◆ **WORK TASK**
All records below must be written out exactly, with the pictures excluded.
- - - - -
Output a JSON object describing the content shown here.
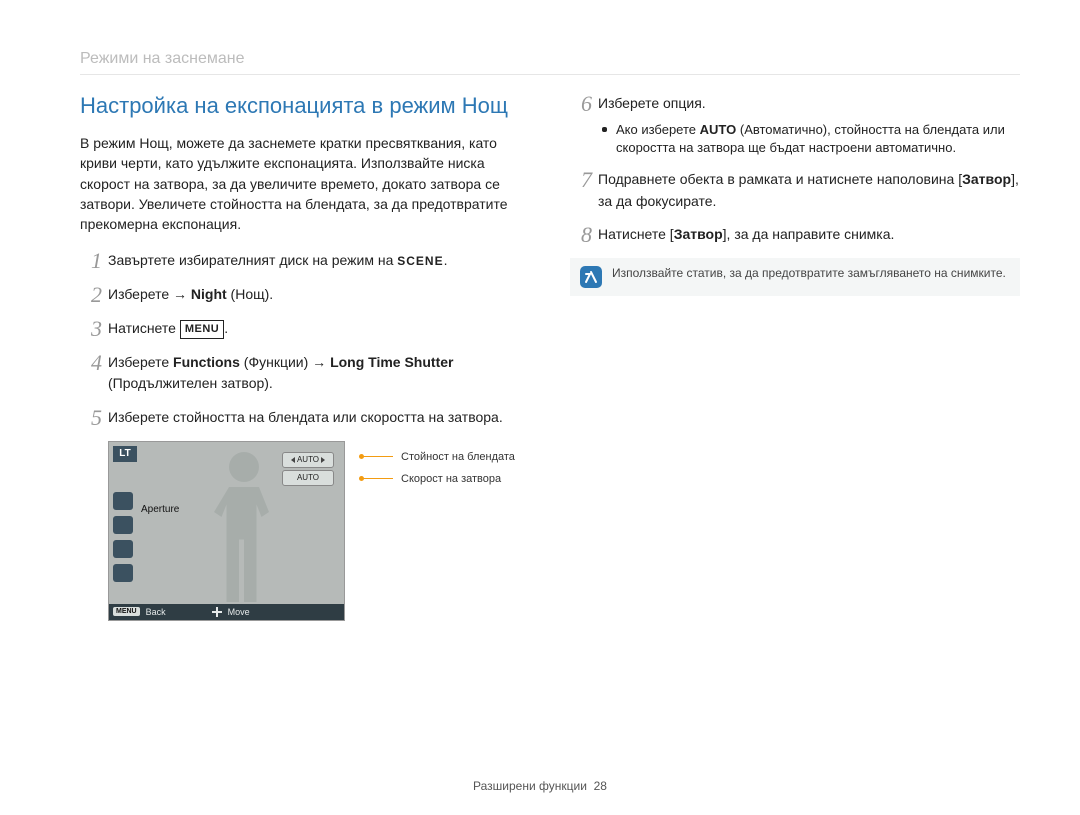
{
  "section_header": "Режими на заснемане",
  "title": "Настройка на експонацията в режим Нощ",
  "intro": "В режим Нощ, можете да заснемете кратки пресвятквания, като криви черти, като удължите експонацията. Използвайте ниска скорост на затвора, за да увеличите времето, докато затвора се затвори. Увеличете стойността на блендата, за да предотвратите прекомерна експонация.",
  "left_steps": {
    "s1": {
      "num": "1",
      "text_a": "Завъртете избирателният диск на режим на ",
      "scene": "SCENE",
      "text_b": "."
    },
    "s2": {
      "num": "2",
      "text_a": "Изберете → ",
      "bold1": "Night",
      "text_b": " (Нощ)."
    },
    "s3": {
      "num": "3",
      "text_a": "Натиснете ",
      "menu": "MENU",
      "text_b": "."
    },
    "s4": {
      "num": "4",
      "text_a": "Изберете ",
      "bold1": "Functions",
      "text_b": " (Функции) → ",
      "bold2": "Long Time Shutter",
      "text_c": " (Продължителен затвор)."
    },
    "s5": {
      "num": "5",
      "text_a": "Изберете стойността на блендата или скоростта на затвора."
    }
  },
  "right_steps": {
    "s6": {
      "num": "6",
      "text_a": "Изберете опция.",
      "bullet_a": "Ако изберете ",
      "bullet_bold": "AUTO",
      "bullet_b": " (Автоматично), стойността на блендата или скоростта на затвора ще бъдат настроени автоматично."
    },
    "s7": {
      "num": "7",
      "text_a": "Подравнете обекта в рамката и натиснете наполовина [",
      "bold1": "Затвор",
      "text_b": "], за да фокусирате."
    },
    "s8": {
      "num": "8",
      "text_a": "Натиснете [",
      "bold1": "Затвор",
      "text_b": "], за да направите снимка."
    }
  },
  "note": "Използвайте статив, за да предотвратите замъгляването на снимките.",
  "lcd": {
    "badge": "LT",
    "aperture_label": "Aperture",
    "pill1": "AUTO",
    "pill2": "AUTO",
    "back_menu": "MENU",
    "back_label": "Back",
    "move_label": "Move"
  },
  "callouts": {
    "c1": "Стойност на блендата",
    "c2": "Скорост на затвора"
  },
  "footer": {
    "label": "Разширени функции",
    "page": "28"
  }
}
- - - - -
◆ **OUTPUT FOR THIS TASK**
Output a JSON object describing the content shown here.
{
  "section_header": "Режими на заснемане",
  "title": "Настройка на експонацията в режим Нощ",
  "intro": "В режим Нощ, можете да заснемете кратки пресвятквания, като криви черти, като удължите експонацията. Използвайте ниска скорост на затвора, за да увеличите времето, докато затвора се затвори. Увеличете стойността на блендата, за да предотвратите прекомерна експонация.",
  "left_steps": {
    "s1": {
      "num": "1",
      "text_a": "Завъртете избирателният диск на режим на ",
      "scene": "SCENE",
      "text_b": "."
    },
    "s2": {
      "num": "2",
      "text_a": "Изберете → ",
      "bold1": "Night",
      "text_b": " (Нощ)."
    },
    "s3": {
      "num": "3",
      "text_a": "Натиснете ",
      "menu": "MENU",
      "text_b": "."
    },
    "s4": {
      "num": "4",
      "text_a": "Изберете ",
      "bold1": "Functions",
      "text_b": " (Функции) → ",
      "bold2": "Long Time Shutter",
      "text_c": " (Продължителен затвор)."
    },
    "s5": {
      "num": "5",
      "text_a": "Изберете стойността на блендата или скоростта на затвора."
    }
  },
  "right_steps": {
    "s6": {
      "num": "6",
      "text_a": "Изберете опция.",
      "bullet_a": "Ако изберете ",
      "bullet_bold": "AUTO",
      "bullet_b": " (Автоматично), стойността на блендата или скоростта на затвора ще бъдат настроени автоматично."
    },
    "s7": {
      "num": "7",
      "text_a": "Подравнете обекта в рамката и натиснете наполовина [",
      "bold1": "Затвор",
      "text_b": "], за да фокусирате."
    },
    "s8": {
      "num": "8",
      "text_a": "Натиснете [",
      "bold1": "Затвор",
      "text_b": "], за да направите снимка."
    }
  },
  "note": "Използвайте статив, за да предотвратите замъгляването на снимките.",
  "lcd": {
    "badge": "LT",
    "aperture_label": "Aperture",
    "pill1": "AUTO",
    "pill2": "AUTO",
    "back_menu": "MENU",
    "back_label": "Back",
    "move_label": "Move"
  },
  "callouts": {
    "c1": "Стойност на блендата",
    "c2": "Скорост на затвора"
  },
  "footer": {
    "label": "Разширени функции",
    "page": "28"
  }
}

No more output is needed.